[REQUIREMENT]: Exactly the lines from the line containing "Transcribe this image's" through the final line of the entries below must be returned, and only those, without pictures.

──────

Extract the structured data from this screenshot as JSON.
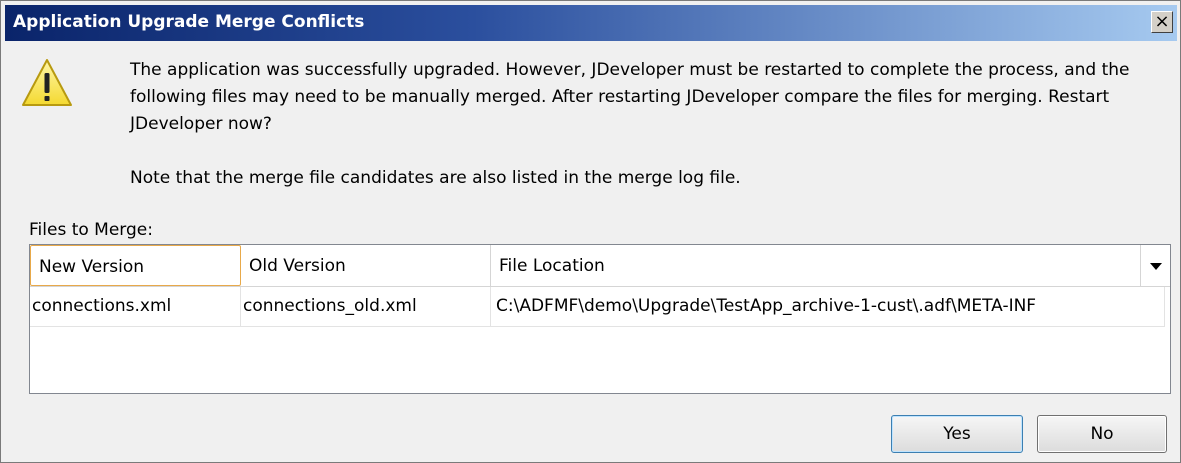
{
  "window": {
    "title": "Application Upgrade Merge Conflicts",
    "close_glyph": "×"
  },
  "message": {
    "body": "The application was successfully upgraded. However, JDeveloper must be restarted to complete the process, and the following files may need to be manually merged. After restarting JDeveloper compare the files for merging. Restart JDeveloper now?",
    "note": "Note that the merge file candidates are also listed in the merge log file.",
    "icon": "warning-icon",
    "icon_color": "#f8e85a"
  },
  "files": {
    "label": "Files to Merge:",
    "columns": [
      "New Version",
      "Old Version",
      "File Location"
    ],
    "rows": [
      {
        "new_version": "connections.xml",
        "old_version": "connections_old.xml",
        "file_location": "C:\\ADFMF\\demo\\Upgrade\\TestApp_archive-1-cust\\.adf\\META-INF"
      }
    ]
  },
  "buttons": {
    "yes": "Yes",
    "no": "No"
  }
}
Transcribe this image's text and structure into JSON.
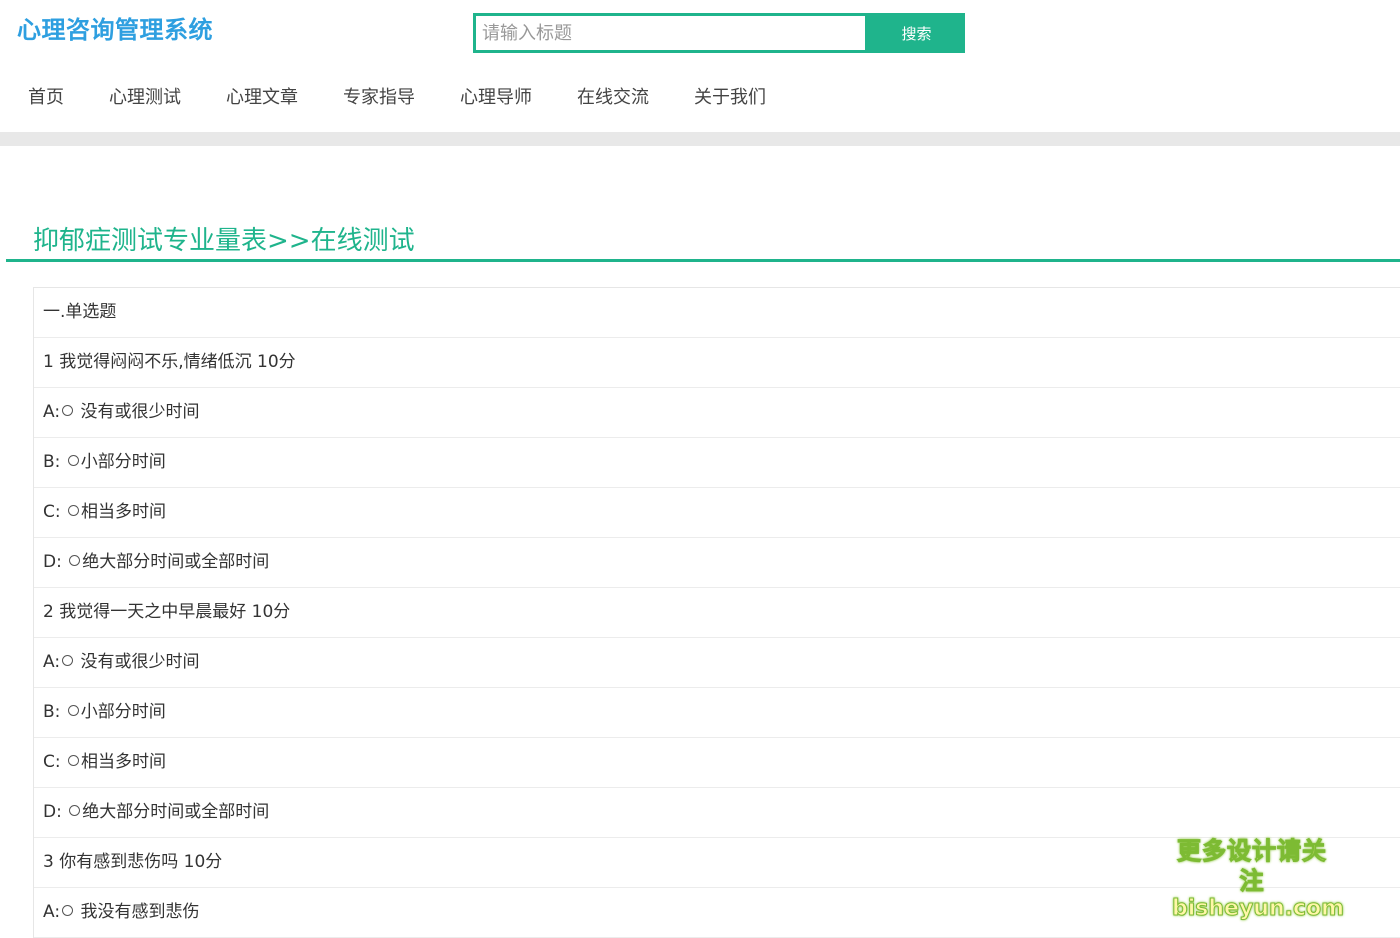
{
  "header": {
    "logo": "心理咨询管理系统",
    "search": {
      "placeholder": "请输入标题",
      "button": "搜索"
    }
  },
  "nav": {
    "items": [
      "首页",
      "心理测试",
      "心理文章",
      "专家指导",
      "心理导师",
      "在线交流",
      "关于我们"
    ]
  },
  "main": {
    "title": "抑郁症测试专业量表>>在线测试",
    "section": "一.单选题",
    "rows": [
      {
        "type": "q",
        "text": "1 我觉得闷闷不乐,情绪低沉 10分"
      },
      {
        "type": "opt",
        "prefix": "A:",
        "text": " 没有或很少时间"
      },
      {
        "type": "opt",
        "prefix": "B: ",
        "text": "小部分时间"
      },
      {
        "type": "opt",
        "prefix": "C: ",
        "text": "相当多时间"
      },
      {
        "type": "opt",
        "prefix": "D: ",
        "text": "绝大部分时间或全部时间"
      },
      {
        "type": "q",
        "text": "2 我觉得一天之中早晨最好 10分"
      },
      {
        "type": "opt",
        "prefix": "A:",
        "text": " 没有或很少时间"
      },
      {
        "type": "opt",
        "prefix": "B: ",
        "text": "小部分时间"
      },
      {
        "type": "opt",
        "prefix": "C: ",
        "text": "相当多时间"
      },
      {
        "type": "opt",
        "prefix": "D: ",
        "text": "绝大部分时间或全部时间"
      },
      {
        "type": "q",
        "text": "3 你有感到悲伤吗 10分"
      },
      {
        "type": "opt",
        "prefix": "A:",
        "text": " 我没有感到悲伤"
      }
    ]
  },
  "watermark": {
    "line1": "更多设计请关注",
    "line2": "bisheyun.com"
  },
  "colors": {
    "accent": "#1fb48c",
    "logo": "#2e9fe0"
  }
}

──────

[OUTPUT]:
Transcribe this image's text and structure into JSON.
{
  "header": {
    "logo": "心理咨询管理系统",
    "search": {
      "placeholder": "请输入标题",
      "button": "搜索"
    }
  },
  "nav": {
    "items": [
      "首页",
      "心理测试",
      "心理文章",
      "专家指导",
      "心理导师",
      "在线交流",
      "关于我们"
    ]
  },
  "main": {
    "title": "抑郁症测试专业量表>>在线测试",
    "section": "一.单选题",
    "rows": [
      {
        "type": "q",
        "text": "1 我觉得闷闷不乐,情绪低沉 10分"
      },
      {
        "type": "opt",
        "prefix": "A:",
        "text": " 没有或很少时间"
      },
      {
        "type": "opt",
        "prefix": "B: ",
        "text": "小部分时间"
      },
      {
        "type": "opt",
        "prefix": "C: ",
        "text": "相当多时间"
      },
      {
        "type": "opt",
        "prefix": "D: ",
        "text": "绝大部分时间或全部时间"
      },
      {
        "type": "q",
        "text": "2 我觉得一天之中早晨最好 10分"
      },
      {
        "type": "opt",
        "prefix": "A:",
        "text": " 没有或很少时间"
      },
      {
        "type": "opt",
        "prefix": "B: ",
        "text": "小部分时间"
      },
      {
        "type": "opt",
        "prefix": "C: ",
        "text": "相当多时间"
      },
      {
        "type": "opt",
        "prefix": "D: ",
        "text": "绝大部分时间或全部时间"
      },
      {
        "type": "q",
        "text": "3 你有感到悲伤吗 10分"
      },
      {
        "type": "opt",
        "prefix": "A:",
        "text": " 我没有感到悲伤"
      }
    ]
  },
  "watermark": {
    "line1": "更多设计请关注",
    "line2": "bisheyun.com"
  },
  "colors": {
    "accent": "#1fb48c",
    "logo": "#2e9fe0"
  }
}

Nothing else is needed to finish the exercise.